▸ Exercise
Could you return each line of the material that has "false" in it?

▸ Data for this task

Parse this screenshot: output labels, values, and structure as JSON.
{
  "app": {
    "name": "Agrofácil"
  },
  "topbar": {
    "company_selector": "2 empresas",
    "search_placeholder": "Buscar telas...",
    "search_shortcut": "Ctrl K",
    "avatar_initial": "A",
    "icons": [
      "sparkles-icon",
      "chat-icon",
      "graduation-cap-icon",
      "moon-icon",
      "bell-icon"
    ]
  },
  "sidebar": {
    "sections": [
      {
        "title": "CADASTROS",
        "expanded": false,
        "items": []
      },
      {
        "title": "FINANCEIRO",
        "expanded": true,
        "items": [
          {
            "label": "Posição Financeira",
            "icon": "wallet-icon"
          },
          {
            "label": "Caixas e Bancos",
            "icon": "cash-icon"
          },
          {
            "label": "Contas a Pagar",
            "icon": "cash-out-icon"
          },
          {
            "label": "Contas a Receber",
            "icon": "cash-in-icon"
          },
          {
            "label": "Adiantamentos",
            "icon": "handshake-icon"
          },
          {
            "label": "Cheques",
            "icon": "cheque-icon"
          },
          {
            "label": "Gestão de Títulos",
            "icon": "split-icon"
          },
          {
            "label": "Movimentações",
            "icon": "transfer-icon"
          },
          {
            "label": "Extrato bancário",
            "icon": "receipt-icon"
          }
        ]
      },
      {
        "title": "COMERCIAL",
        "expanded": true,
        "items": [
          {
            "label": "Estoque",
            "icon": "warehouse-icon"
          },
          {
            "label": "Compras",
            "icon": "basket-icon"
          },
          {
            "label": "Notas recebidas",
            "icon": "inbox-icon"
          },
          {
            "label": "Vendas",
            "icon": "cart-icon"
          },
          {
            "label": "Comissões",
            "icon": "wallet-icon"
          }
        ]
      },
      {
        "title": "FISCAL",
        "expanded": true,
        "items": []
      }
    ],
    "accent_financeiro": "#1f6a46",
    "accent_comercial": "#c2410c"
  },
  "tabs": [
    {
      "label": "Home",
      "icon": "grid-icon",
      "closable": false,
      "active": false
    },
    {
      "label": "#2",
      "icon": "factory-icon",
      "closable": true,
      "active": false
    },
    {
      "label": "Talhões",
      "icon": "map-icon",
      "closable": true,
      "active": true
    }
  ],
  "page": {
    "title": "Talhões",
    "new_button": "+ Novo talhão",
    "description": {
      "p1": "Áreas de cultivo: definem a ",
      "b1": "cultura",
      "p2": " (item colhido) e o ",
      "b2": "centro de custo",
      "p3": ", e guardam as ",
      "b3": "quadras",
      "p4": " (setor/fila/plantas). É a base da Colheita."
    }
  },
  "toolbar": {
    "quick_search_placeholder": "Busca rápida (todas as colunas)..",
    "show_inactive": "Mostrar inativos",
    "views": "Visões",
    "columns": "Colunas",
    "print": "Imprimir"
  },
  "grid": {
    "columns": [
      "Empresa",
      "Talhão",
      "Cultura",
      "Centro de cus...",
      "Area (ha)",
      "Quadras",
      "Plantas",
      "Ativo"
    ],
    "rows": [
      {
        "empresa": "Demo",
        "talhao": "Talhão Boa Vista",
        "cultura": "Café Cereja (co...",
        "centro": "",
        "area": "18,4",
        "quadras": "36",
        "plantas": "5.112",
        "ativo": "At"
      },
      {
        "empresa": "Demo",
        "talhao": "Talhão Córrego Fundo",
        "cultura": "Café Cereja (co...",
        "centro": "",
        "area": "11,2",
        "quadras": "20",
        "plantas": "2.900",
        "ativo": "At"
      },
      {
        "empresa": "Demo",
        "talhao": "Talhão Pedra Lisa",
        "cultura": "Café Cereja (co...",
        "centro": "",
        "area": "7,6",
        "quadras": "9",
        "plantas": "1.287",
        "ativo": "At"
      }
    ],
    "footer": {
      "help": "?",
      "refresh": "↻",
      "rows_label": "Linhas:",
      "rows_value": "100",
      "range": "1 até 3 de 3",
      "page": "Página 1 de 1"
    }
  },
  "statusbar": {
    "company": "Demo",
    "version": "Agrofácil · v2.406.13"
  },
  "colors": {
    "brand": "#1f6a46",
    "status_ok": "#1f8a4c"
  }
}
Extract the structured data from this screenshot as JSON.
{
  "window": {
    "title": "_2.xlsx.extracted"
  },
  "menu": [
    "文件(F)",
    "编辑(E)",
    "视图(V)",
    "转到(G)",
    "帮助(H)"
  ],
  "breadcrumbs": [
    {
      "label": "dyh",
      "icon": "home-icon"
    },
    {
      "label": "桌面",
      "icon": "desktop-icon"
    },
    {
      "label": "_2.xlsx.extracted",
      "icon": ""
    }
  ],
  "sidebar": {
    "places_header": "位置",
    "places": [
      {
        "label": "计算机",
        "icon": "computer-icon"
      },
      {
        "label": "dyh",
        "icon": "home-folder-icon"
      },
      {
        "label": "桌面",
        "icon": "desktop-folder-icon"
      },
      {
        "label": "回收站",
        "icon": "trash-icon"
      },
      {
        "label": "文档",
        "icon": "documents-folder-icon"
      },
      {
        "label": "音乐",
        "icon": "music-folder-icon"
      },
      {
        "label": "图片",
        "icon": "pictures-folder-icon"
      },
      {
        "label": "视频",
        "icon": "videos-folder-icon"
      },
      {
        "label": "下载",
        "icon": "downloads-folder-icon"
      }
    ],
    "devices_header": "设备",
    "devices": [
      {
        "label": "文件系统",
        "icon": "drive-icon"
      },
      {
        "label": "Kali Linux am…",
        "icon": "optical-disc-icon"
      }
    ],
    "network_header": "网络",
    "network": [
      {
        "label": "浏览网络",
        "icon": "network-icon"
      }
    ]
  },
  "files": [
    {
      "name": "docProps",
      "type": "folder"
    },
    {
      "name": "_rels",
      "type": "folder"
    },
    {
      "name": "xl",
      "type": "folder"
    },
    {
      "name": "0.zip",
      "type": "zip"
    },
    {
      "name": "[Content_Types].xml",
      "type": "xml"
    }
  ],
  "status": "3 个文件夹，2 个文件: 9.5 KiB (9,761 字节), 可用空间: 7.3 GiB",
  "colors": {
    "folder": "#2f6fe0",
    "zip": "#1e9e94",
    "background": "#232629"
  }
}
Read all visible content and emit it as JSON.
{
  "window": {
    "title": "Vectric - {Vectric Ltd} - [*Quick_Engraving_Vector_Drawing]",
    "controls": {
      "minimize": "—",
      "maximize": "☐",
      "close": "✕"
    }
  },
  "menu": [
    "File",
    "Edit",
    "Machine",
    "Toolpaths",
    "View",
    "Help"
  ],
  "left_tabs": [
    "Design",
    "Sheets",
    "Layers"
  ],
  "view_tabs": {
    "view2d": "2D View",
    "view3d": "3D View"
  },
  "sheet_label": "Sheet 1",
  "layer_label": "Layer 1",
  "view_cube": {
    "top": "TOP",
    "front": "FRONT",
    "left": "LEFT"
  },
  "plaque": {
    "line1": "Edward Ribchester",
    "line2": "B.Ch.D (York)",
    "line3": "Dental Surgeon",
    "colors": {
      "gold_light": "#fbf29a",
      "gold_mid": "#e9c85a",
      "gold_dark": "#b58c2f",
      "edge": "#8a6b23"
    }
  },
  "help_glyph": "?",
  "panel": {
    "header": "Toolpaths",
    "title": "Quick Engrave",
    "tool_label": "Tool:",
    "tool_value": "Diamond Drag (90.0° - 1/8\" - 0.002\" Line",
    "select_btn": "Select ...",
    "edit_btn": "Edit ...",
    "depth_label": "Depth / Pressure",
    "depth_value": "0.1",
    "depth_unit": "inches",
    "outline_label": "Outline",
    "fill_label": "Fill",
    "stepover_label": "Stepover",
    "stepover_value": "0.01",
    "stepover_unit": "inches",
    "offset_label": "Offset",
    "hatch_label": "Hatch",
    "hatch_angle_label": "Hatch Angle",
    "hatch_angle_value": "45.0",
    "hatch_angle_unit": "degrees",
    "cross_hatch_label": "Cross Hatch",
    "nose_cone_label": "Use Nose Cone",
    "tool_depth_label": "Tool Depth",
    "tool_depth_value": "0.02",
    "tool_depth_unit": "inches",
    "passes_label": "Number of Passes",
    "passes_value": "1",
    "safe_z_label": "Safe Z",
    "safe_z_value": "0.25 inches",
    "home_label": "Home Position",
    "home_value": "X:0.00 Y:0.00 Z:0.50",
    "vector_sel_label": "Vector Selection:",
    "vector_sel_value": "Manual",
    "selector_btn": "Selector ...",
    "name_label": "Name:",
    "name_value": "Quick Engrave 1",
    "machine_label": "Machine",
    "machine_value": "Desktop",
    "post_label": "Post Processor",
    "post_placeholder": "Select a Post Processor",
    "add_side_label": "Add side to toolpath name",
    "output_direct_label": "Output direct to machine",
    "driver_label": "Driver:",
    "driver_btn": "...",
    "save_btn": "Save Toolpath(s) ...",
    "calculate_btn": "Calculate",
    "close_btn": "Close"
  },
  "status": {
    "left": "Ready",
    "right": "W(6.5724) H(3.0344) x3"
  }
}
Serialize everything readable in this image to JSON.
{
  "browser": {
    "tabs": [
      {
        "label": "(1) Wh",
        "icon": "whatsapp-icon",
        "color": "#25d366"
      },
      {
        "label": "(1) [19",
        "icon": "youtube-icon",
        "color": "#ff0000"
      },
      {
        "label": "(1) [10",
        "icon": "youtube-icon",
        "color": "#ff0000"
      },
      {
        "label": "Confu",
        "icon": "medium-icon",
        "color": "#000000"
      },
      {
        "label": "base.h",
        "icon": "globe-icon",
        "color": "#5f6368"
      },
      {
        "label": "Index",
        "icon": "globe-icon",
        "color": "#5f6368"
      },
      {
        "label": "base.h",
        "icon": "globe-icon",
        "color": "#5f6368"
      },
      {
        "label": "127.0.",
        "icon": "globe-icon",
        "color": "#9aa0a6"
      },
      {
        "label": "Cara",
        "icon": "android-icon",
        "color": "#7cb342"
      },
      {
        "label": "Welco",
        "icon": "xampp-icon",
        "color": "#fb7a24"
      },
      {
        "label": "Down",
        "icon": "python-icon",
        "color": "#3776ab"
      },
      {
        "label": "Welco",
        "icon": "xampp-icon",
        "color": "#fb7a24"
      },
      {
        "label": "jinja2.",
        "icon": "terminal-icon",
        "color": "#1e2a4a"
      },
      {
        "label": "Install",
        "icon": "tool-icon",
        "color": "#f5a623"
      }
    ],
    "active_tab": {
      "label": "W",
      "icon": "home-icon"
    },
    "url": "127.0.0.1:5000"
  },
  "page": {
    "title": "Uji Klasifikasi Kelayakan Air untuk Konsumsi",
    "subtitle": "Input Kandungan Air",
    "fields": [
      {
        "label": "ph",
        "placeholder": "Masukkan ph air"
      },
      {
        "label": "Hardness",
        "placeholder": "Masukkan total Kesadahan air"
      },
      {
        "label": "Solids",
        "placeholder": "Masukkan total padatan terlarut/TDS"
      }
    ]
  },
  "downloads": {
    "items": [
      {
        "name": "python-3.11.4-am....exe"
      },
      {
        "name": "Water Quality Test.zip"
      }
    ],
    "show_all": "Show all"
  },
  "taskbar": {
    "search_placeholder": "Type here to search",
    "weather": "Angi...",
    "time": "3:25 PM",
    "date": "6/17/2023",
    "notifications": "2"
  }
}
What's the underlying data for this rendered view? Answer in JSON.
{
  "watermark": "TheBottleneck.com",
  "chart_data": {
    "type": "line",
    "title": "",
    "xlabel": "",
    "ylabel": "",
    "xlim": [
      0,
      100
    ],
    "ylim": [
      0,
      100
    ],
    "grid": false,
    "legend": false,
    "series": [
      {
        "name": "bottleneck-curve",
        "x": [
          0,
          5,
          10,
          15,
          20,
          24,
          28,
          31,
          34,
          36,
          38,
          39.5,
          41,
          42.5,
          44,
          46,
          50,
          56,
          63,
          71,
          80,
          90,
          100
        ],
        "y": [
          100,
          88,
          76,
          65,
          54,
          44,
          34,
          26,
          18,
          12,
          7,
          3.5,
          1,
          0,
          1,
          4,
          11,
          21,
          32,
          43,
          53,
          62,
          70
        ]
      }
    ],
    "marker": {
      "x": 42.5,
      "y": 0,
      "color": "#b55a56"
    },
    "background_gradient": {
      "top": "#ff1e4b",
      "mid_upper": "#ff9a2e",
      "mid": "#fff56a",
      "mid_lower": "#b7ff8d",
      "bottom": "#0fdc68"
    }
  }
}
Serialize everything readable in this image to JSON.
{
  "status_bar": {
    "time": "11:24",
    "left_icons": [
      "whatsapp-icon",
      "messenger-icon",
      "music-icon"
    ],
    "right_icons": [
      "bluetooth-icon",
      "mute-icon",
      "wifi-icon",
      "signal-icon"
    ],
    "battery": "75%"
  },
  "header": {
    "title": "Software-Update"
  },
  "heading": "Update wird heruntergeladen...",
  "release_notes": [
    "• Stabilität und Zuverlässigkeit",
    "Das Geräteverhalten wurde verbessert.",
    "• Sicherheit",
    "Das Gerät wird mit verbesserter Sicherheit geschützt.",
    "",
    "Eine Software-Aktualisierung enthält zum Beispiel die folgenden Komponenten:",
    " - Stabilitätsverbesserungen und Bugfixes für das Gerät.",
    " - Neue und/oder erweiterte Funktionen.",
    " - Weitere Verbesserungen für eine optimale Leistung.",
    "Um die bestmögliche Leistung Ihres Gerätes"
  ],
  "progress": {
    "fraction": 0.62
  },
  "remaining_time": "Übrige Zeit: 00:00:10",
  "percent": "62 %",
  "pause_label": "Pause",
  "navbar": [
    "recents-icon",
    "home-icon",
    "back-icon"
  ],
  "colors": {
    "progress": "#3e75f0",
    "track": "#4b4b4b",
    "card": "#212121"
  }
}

▸ Answer for this exercise
        "expanded": false,
      "closable": false,
      "active": false
      "active": false
    "grid": false,
    "legend": false,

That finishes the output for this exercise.